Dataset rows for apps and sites
※
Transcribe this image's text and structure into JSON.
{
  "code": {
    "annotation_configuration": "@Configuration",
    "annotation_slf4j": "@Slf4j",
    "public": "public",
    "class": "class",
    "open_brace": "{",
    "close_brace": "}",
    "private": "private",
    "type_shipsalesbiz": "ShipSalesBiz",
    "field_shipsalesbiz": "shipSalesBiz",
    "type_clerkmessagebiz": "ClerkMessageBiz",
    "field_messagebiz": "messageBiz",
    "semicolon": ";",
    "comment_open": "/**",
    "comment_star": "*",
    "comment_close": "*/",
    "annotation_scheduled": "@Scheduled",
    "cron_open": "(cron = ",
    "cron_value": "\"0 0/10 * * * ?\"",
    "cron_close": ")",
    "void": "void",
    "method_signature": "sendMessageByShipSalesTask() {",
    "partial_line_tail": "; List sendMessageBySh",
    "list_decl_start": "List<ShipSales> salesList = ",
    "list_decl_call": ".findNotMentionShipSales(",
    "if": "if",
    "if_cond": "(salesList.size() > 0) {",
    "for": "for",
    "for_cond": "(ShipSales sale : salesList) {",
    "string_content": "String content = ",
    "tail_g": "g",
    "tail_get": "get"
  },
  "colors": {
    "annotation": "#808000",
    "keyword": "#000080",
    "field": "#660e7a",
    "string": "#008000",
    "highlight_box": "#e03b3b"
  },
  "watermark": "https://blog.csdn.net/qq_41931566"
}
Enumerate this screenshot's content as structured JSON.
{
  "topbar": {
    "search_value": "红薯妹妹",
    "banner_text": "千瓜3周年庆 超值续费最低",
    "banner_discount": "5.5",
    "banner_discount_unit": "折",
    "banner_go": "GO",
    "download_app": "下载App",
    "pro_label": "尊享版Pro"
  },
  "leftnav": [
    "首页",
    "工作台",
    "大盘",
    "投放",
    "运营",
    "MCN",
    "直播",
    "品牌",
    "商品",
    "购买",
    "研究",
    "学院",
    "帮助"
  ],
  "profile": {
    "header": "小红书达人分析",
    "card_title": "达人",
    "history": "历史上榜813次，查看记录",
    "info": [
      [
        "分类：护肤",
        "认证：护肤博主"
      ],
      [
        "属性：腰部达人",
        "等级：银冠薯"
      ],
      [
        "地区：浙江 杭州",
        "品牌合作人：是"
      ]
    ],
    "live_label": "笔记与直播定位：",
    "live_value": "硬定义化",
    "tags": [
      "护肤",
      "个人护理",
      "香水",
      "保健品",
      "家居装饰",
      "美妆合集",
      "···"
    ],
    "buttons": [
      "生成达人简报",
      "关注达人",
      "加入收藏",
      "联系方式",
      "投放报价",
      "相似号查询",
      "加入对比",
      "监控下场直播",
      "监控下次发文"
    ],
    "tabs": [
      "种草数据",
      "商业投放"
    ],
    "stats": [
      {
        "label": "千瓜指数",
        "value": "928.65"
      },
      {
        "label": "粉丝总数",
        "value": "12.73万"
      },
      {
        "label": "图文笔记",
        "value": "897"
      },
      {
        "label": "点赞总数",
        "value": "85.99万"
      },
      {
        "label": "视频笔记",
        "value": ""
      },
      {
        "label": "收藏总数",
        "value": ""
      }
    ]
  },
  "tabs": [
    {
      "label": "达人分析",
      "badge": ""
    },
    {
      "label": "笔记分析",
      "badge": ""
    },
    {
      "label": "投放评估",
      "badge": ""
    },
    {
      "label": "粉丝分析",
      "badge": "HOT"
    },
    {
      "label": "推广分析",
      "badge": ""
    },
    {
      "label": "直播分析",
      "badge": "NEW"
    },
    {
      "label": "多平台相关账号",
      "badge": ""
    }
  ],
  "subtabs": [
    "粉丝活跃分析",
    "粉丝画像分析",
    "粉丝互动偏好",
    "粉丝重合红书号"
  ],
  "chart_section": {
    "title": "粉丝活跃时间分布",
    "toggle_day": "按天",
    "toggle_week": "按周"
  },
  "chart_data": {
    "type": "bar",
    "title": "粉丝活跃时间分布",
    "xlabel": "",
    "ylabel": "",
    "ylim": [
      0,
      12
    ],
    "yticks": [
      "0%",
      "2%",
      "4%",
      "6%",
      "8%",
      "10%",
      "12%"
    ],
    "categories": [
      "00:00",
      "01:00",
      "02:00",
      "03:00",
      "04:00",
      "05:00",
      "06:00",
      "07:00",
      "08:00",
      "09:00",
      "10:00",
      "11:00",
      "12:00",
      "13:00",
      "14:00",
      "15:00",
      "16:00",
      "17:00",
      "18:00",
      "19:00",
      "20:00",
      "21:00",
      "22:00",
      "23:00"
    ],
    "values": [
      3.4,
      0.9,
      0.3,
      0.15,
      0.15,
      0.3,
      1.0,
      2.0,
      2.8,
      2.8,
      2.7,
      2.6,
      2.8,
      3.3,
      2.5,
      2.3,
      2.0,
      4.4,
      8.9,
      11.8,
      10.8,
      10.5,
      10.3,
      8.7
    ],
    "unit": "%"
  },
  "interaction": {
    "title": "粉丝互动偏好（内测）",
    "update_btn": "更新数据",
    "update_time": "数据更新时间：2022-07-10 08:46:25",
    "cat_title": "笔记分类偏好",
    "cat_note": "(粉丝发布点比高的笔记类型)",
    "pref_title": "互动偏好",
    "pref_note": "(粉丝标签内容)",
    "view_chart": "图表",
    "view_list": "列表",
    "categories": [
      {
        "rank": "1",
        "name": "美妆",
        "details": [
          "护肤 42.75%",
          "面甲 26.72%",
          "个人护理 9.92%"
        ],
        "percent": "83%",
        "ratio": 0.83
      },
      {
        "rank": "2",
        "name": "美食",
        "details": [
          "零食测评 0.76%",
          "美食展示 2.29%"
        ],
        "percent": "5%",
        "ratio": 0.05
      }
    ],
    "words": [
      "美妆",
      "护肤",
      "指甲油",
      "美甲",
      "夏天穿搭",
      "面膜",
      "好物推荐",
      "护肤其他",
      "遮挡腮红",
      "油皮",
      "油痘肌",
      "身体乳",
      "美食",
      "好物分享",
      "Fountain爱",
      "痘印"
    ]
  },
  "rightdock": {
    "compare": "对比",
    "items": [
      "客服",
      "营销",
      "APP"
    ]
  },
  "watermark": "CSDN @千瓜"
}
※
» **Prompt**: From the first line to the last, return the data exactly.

» **Answer for the task**:
Transcribe this image's text and structure into JSON.
{
  "code": {
    "annotation_configuration": "@Configuration",
    "annotation_slf4j": "@Slf4j",
    "public": "public",
    "class": "class",
    "open_brace": "{",
    "close_brace": "}",
    "private": "private",
    "type_shipsalesbiz": "ShipSalesBiz",
    "field_shipsalesbiz": "shipSalesBiz",
    "type_clerkmessagebiz": "ClerkMessageBiz",
    "field_messagebiz": "messageBiz",
    "semicolon": ";",
    "comment_open": "/**",
    "comment_star": "*",
    "comment_close": "*/",
    "annotation_scheduled": "@Scheduled",
    "cron_open": "(cron = ",
    "cron_value": "\"0 0/10 * * * ?\"",
    "cron_close": ")",
    "void": "void",
    "method_signature": "sendMessageByShipSalesTask() {",
    "partial_line_tail": "; List sendMessageBySh",
    "list_decl_start": "List<ShipSales> salesList = ",
    "list_decl_call": ".findNotMentionShipSales(",
    "if": "if",
    "if_cond": "(salesList.size() > 0) {",
    "for": "for",
    "for_cond": "(ShipSales sale : salesList) {",
    "string_content": "String content = ",
    "tail_g": "g",
    "tail_get": "get"
  },
  "colors": {
    "annotation": "#808000",
    "keyword": "#000080",
    "field": "#660e7a",
    "string": "#008000",
    "highlight_box": "#e03b3b"
  },
  "watermark": "https://blog.csdn.net/qq_41931566"
}
Enumerate this screenshot's content as structured JSON.
{
  "topbar": {
    "search_value": "红薯妹妹",
    "banner_text": "千瓜3周年庆 超值续费最低",
    "banner_discount": "5.5",
    "banner_discount_unit": "折",
    "banner_go": "GO",
    "download_app": "下载App",
    "pro_label": "尊享版Pro"
  },
  "leftnav": [
    "首页",
    "工作台",
    "大盘",
    "投放",
    "运营",
    "MCN",
    "直播",
    "品牌",
    "商品",
    "购买",
    "研究",
    "学院",
    "帮助"
  ],
  "profile": {
    "header": "小红书达人分析",
    "card_title": "达人",
    "history": "历史上榜813次，查看记录",
    "info": [
      [
        "分类：护肤",
        "认证：护肤博主"
      ],
      [
        "属性：腰部达人",
        "等级：银冠薯"
      ],
      [
        "地区：浙江 杭州",
        "品牌合作人：是"
      ]
    ],
    "live_label": "笔记与直播定位：",
    "live_value": "硬定义化",
    "tags": [
      "护肤",
      "个人护理",
      "香水",
      "保健品",
      "家居装饰",
      "美妆合集",
      "···"
    ],
    "buttons": [
      "生成达人简报",
      "关注达人",
      "加入收藏",
      "联系方式",
      "投放报价",
      "相似号查询",
      "加入对比",
      "监控下场直播",
      "监控下次发文"
    ],
    "tabs": [
      "种草数据",
      "商业投放"
    ],
    "stats": [
      {
        "label": "千瓜指数",
        "value": "928.65"
      },
      {
        "label": "粉丝总数",
        "value": "12.73万"
      },
      {
        "label": "图文笔记",
        "value": "897"
      },
      {
        "label": "点赞总数",
        "value": "85.99万"
      },
      {
        "label": "视频笔记",
        "value": ""
      },
      {
        "label": "收藏总数",
        "value": ""
      }
    ]
  },
  "tabs": [
    {
      "label": "达人分析",
      "badge": ""
    },
    {
      "label": "笔记分析",
      "badge": ""
    },
    {
      "label": "投放评估",
      "badge": ""
    },
    {
      "label": "粉丝分析",
      "badge": "HOT"
    },
    {
      "label": "推广分析",
      "badge": ""
    },
    {
      "label": "直播分析",
      "badge": "NEW"
    },
    {
      "label": "多平台相关账号",
      "badge": ""
    }
  ],
  "subtabs": [
    "粉丝活跃分析",
    "粉丝画像分析",
    "粉丝互动偏好",
    "粉丝重合红书号"
  ],
  "chart_section": {
    "title": "粉丝活跃时间分布",
    "toggle_day": "按天",
    "toggle_week": "按周"
  },
  "chart_data": {
    "type": "bar",
    "title": "粉丝活跃时间分布",
    "xlabel": "",
    "ylabel": "",
    "ylim": [
      0,
      12
    ],
    "yticks": [
      "0%",
      "2%",
      "4%",
      "6%",
      "8%",
      "10%",
      "12%"
    ],
    "categories": [
      "00:00",
      "01:00",
      "02:00",
      "03:00",
      "04:00",
      "05:00",
      "06:00",
      "07:00",
      "08:00",
      "09:00",
      "10:00",
      "11:00",
      "12:00",
      "13:00",
      "14:00",
      "15:00",
      "16:00",
      "17:00",
      "18:00",
      "19:00",
      "20:00",
      "21:00",
      "22:00",
      "23:00"
    ],
    "values": [
      3.4,
      0.9,
      0.3,
      0.15,
      0.15,
      0.3,
      1.0,
      2.0,
      2.8,
      2.8,
      2.7,
      2.6,
      2.8,
      3.3,
      2.5,
      2.3,
      2.0,
      4.4,
      8.9,
      11.8,
      10.8,
      10.5,
      10.3,
      8.7
    ],
    "unit": "%"
  },
  "interaction": {
    "title": "粉丝互动偏好（内测）",
    "update_btn": "更新数据",
    "update_time": "数据更新时间：2022-07-10 08:46:25",
    "cat_title": "笔记分类偏好",
    "cat_note": "(粉丝发布点比高的笔记类型)",
    "pref_title": "互动偏好",
    "pref_note": "(粉丝标签内容)",
    "view_chart": "图表",
    "view_list": "列表",
    "categories": [
      {
        "rank": "1",
        "name": "美妆",
        "details": [
          "护肤 42.75%",
          "面甲 26.72%",
          "个人护理 9.92%"
        ],
        "percent": "83%",
        "ratio": 0.83
      },
      {
        "rank": "2",
        "name": "美食",
        "details": [
          "零食测评 0.76%",
          "美食展示 2.29%"
        ],
        "percent": "5%",
        "ratio": 0.05
      }
    ],
    "words": [
      "美妆",
      "护肤",
      "指甲油",
      "美甲",
      "夏天穿搭",
      "面膜",
      "好物推荐",
      "护肤其他",
      "遮挡腮红",
      "油皮",
      "油痘肌",
      "身体乳",
      "美食",
      "好物分享",
      "Fountain爱",
      "痘印"
    ]
  },
  "rightdock": {
    "compare": "对比",
    "items": [
      "客服",
      "营销",
      "APP"
    ]
  },
  "watermark": "CSDN @千瓜"
}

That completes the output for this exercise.